[Entries from a dataset of interfaces]
┏━━
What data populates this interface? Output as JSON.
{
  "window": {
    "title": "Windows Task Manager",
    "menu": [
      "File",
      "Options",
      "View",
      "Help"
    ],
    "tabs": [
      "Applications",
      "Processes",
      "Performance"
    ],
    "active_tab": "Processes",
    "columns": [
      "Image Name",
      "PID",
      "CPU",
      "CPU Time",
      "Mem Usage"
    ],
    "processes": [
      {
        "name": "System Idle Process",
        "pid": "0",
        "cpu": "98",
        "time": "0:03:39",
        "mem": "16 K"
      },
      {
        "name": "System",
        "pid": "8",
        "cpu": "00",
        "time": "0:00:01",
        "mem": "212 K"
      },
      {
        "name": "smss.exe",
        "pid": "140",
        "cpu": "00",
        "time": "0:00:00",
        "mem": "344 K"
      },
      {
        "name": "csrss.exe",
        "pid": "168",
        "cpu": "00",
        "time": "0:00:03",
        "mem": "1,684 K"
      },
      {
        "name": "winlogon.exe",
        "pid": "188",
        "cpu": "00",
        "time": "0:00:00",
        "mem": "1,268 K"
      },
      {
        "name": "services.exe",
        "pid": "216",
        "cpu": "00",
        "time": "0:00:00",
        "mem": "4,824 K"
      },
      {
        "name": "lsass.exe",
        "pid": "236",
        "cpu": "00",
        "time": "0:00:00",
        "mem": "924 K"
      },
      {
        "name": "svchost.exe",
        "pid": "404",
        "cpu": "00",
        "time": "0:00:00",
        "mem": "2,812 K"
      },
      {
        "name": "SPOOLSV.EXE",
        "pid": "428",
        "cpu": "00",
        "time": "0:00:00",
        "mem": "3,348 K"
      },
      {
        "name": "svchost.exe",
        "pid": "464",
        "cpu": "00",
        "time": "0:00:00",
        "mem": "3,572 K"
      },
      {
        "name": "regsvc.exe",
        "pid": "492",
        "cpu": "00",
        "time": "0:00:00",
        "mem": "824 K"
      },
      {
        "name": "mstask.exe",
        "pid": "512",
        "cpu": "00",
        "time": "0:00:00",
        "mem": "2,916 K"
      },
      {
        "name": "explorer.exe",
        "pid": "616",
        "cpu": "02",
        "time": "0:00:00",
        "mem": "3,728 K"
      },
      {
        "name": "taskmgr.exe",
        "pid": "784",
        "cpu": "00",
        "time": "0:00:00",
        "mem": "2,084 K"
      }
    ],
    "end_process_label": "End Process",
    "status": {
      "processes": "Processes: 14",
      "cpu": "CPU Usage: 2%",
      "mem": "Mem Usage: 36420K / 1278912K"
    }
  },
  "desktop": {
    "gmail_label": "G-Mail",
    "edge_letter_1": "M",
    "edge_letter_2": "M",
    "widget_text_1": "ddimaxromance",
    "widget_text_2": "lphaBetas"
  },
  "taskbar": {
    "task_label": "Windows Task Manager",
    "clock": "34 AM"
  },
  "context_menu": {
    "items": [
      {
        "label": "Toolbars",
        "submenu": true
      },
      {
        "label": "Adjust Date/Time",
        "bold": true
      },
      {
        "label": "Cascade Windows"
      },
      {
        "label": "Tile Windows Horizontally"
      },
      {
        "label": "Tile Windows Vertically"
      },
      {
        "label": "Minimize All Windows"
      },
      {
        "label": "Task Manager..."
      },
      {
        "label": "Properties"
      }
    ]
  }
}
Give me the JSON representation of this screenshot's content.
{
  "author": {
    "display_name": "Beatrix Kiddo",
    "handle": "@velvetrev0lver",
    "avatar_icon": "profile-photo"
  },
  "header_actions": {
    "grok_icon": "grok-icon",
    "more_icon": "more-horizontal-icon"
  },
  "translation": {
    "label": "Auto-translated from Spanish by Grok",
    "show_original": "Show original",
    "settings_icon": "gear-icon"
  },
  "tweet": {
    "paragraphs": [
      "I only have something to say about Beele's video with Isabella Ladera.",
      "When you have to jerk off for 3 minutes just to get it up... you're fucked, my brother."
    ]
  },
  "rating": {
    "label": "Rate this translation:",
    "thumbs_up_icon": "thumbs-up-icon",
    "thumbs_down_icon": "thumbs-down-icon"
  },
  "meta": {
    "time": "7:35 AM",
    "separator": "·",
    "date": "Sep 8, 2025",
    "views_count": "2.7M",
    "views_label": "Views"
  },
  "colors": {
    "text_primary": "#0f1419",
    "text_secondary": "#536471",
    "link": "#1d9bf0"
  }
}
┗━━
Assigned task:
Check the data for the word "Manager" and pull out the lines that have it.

Output of the task:
    "title": "Windows Task Manager",
    "task_label": "Windows Task Manager",
        "label": "Task Manager..."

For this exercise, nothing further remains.